I write articles about spiritual disciplines. And you really can't do so without looking at the lives of the early fathers and mothers in the Church, whose lives help explain Christ's example of what living a disciplined life looks like. So in some ways I'm like a sports writer who wants to be like the athletes he so admires. Sometimes armchair ascesis is all I can muster. I'll be honest with you, it's difficult with little kids to have a daily rule of prayer. For instance. But ultimately the interruptions of kids are only another excuse.
That's a long lead in, with plenty of built-in excuses for my own weaknesses. Here's the story: I have written recently about Poverty and how there are some things I cannot justify having in my life that others have every right to own. The one thing I chose as an example of this was the iPhone. (O, sweet iPhone. How I've longed to hold thee in my chubby palms.) This is a device for whose expense I can find no justification (Ugh!) when there are people in need around me. Some people are helped mightily by these super smart phones, but my life is lived out in a different, slower part of life's stream. And then this summer, after I'd written this article using the iPhone as an example of living our lives in voluntary poverty for the good of others, my wife starts talking about a new phone. Hers is old. Spotty at best. Funky. And she is considering an iPhone. Ugh. Ugh. Now I don't mind her having one. It's a little expensive, but this summer we had the money and she, as I said, needed a phone. But I had to deal with my technolust for all things Apple, all things Jobian. I'd already been drooling over iPads, out of which I felt I could squeeze quite a bit of productivity, but had reconciled myself to not having one. I don't need one. And while visiting my family in Michigan, my brother tells me his school gave him one for free because he "volunteered" for something during a teacher meeting. Free.

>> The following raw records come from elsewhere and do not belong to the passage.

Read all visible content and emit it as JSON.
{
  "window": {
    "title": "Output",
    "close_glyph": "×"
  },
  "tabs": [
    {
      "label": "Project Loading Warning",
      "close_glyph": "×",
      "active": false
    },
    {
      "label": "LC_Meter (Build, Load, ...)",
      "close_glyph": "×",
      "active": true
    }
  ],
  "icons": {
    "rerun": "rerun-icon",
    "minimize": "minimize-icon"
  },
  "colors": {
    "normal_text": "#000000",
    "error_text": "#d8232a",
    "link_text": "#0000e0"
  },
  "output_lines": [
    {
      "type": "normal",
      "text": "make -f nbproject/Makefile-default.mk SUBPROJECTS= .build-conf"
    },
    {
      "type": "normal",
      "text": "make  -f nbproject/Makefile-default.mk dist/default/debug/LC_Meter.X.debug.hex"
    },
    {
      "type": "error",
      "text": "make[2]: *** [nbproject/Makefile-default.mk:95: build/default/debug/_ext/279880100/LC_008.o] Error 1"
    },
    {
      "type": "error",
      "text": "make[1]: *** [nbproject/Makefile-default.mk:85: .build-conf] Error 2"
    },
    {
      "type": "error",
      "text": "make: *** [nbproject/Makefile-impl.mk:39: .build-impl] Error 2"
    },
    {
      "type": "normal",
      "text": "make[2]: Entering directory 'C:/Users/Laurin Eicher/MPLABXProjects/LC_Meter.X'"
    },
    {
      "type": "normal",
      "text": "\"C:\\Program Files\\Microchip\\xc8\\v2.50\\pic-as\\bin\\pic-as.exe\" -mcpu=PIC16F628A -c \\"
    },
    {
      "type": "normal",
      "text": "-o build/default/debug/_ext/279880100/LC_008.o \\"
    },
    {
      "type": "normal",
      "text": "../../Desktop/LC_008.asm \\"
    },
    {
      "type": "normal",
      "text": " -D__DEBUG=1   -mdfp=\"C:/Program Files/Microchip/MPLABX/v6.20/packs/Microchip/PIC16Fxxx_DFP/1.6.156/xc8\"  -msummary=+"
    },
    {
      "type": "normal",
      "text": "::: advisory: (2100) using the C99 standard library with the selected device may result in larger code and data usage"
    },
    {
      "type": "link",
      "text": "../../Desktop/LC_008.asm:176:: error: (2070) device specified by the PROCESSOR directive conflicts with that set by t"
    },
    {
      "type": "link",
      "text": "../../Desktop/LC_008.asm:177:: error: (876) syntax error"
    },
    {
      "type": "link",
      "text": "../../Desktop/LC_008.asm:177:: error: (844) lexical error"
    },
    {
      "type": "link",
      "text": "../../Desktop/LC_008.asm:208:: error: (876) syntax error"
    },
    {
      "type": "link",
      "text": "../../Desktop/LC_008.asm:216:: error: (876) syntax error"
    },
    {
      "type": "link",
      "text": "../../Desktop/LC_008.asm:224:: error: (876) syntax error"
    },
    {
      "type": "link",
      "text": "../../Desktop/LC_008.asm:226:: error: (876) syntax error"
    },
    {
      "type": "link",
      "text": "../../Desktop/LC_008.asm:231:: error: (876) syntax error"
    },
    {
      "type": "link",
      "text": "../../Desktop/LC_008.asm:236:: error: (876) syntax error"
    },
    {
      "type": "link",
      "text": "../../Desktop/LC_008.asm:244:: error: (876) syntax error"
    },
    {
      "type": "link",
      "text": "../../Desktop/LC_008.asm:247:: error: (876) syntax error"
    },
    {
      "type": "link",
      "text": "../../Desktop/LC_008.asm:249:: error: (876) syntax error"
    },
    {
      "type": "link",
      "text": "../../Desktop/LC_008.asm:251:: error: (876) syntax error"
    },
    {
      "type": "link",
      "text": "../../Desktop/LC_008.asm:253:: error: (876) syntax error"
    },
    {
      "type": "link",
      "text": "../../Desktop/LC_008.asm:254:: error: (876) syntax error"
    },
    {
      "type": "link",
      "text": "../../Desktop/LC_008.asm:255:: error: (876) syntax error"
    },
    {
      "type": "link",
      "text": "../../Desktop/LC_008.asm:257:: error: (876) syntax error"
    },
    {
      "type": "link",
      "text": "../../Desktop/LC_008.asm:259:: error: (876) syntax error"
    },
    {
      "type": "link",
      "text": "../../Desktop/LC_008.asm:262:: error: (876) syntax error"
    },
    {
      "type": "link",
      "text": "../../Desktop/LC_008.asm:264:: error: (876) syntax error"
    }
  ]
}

Later my wife decides she's getting the iPhone. I say, "Don't get me one. I don't need it. I don't want it." But you know what she does? She forgoes the new iPhone 4G and, for the same price, gets two iPhone 3GS. -es. Now a better man, would have resisted and said No - or sent it back - but I am not a better man. So now I am the conflicted owner of an iPhone. I'm actually feeling my hypocrisy, the same hypocrisy that I regularly hide from myself fairly decently. I could have told my wife No, but I didn't. She said it wouldn't be any fun having one if I didn't have one too. And I have never been good at resisting her feminine wiles.
So it's her fault, dammit. The woman You gave me, she gave me the Apple.
C'est la vie. It's a sweet little device, regardless. You can't fault the woman for that.